- **What you should do**
In the data below, locate each line with the word "this" and list it.

• • •

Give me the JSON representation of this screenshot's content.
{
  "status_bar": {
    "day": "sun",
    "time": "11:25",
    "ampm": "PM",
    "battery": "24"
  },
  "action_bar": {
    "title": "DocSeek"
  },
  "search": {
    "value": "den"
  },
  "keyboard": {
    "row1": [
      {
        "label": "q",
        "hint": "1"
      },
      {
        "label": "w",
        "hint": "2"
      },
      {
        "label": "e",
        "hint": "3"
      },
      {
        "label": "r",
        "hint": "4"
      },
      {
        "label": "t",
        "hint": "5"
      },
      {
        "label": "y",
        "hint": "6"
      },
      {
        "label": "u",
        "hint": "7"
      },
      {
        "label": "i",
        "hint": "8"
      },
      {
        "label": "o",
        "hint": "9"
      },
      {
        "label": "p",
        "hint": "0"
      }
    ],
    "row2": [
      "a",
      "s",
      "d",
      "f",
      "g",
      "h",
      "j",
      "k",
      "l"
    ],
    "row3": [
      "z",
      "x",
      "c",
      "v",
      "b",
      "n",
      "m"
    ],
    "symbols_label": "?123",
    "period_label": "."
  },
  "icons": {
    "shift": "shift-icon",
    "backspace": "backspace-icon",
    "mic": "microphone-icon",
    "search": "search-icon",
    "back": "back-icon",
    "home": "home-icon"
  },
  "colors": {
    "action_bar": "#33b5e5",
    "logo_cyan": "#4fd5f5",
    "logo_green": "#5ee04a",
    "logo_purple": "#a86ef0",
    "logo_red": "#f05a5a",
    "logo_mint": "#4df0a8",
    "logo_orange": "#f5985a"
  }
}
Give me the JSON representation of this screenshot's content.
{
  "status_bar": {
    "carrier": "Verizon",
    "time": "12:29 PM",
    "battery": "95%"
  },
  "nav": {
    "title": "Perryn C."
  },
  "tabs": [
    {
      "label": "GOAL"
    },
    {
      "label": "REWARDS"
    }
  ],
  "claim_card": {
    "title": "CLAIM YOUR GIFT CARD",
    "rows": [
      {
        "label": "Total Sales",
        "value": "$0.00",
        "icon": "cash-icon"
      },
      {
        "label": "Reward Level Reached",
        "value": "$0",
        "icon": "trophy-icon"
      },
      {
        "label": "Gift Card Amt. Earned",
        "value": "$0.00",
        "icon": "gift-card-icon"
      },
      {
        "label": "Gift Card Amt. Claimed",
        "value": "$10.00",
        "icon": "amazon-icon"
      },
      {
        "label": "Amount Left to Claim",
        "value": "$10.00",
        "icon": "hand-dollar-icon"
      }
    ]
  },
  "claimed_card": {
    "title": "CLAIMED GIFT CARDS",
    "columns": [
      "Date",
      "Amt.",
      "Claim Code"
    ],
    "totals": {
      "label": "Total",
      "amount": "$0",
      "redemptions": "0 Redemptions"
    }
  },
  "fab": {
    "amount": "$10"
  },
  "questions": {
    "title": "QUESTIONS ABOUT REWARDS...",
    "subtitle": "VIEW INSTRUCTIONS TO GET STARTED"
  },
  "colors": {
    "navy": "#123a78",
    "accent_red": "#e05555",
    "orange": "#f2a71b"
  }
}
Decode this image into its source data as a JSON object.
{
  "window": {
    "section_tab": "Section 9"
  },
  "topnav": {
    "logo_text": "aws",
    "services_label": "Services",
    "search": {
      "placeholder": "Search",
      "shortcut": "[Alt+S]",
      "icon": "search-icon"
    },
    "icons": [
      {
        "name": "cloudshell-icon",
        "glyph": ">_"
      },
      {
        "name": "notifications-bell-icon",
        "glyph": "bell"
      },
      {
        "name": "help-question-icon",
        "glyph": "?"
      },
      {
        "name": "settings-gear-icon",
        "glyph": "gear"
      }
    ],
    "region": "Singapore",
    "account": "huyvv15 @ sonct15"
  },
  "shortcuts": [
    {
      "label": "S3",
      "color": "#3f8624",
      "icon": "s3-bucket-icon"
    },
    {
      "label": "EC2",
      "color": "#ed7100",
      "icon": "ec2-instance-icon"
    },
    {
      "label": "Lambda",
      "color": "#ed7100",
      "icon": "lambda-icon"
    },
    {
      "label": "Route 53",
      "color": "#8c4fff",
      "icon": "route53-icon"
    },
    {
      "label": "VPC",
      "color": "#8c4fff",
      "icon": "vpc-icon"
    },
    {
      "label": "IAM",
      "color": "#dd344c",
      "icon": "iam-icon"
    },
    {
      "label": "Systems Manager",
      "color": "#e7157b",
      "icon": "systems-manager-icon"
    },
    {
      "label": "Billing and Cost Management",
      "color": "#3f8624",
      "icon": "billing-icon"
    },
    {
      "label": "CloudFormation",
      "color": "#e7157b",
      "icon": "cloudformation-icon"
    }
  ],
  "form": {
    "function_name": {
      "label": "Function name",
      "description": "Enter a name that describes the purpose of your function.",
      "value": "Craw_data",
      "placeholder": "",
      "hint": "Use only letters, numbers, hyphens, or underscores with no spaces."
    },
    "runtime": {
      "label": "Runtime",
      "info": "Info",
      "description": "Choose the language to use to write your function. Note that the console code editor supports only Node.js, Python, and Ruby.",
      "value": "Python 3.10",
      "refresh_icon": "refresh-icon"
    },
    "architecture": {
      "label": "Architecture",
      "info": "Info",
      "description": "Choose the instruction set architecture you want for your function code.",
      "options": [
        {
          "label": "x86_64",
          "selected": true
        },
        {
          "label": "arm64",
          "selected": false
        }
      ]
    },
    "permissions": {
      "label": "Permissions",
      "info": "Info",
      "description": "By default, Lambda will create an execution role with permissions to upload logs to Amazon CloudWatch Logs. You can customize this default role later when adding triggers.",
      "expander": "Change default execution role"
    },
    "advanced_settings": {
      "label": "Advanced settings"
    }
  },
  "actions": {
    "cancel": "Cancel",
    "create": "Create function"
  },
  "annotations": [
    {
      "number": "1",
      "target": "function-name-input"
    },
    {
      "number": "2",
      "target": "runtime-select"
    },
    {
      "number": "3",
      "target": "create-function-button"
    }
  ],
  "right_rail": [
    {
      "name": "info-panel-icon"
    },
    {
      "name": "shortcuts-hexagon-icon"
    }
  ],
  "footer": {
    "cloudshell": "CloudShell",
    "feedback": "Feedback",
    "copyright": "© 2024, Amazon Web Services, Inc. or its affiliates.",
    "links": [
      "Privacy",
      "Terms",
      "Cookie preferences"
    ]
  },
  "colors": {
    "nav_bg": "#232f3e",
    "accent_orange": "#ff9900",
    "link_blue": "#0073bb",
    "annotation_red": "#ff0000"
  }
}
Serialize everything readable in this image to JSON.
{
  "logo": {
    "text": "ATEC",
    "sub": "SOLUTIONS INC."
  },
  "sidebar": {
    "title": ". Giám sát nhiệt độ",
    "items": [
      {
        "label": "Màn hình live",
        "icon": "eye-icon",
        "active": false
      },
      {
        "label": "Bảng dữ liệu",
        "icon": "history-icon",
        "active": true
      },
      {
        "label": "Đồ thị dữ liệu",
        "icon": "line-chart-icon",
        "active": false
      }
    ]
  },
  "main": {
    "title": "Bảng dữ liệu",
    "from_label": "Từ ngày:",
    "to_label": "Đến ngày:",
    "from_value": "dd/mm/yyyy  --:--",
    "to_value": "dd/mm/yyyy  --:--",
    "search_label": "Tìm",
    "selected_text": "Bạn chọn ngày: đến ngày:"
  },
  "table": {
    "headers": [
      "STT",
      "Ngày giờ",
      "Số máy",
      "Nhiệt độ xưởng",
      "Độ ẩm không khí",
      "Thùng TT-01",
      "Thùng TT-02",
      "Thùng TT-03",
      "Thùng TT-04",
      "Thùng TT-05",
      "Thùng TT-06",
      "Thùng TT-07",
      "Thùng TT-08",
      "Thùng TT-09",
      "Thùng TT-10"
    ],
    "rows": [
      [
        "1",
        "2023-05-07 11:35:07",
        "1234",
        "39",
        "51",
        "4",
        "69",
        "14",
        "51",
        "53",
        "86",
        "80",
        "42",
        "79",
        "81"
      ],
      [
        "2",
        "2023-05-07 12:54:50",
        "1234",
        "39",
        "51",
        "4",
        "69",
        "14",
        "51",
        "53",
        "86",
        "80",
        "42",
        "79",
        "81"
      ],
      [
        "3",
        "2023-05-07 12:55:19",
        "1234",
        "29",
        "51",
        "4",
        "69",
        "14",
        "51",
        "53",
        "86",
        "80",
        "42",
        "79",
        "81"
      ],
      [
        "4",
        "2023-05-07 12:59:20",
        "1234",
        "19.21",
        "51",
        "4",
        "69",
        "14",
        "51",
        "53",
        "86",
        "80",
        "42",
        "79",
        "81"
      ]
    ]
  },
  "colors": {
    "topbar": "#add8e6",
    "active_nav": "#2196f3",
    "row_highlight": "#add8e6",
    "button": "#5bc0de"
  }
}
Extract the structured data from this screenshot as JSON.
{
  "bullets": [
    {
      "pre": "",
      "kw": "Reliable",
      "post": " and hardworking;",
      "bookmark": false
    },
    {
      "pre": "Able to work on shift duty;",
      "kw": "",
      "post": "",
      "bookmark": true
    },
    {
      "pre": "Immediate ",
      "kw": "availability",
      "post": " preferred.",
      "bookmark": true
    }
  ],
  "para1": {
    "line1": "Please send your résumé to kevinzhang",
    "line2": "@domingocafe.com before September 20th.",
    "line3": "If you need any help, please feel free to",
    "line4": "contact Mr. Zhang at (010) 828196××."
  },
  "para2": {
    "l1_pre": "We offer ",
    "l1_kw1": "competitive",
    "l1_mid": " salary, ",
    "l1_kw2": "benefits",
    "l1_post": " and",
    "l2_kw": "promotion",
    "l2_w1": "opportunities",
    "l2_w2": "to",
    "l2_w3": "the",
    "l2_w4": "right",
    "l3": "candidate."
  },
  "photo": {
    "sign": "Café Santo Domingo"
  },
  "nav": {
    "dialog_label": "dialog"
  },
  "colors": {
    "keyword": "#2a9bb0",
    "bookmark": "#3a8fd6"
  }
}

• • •

- **Answer below**
Give me the JSON representation of this screenshot's content.
Give me the JSON representation of this screenshot's content.
Decode this image into its source data as a JSON object.
      "description": "By default, Lambda will create an execution role with permissions to upload logs to Amazon CloudWatch Logs. You can customize this default role later when adding triggers.",
Serialize everything readable in this image to JSON.
Extract the structured data from this screenshot as JSON.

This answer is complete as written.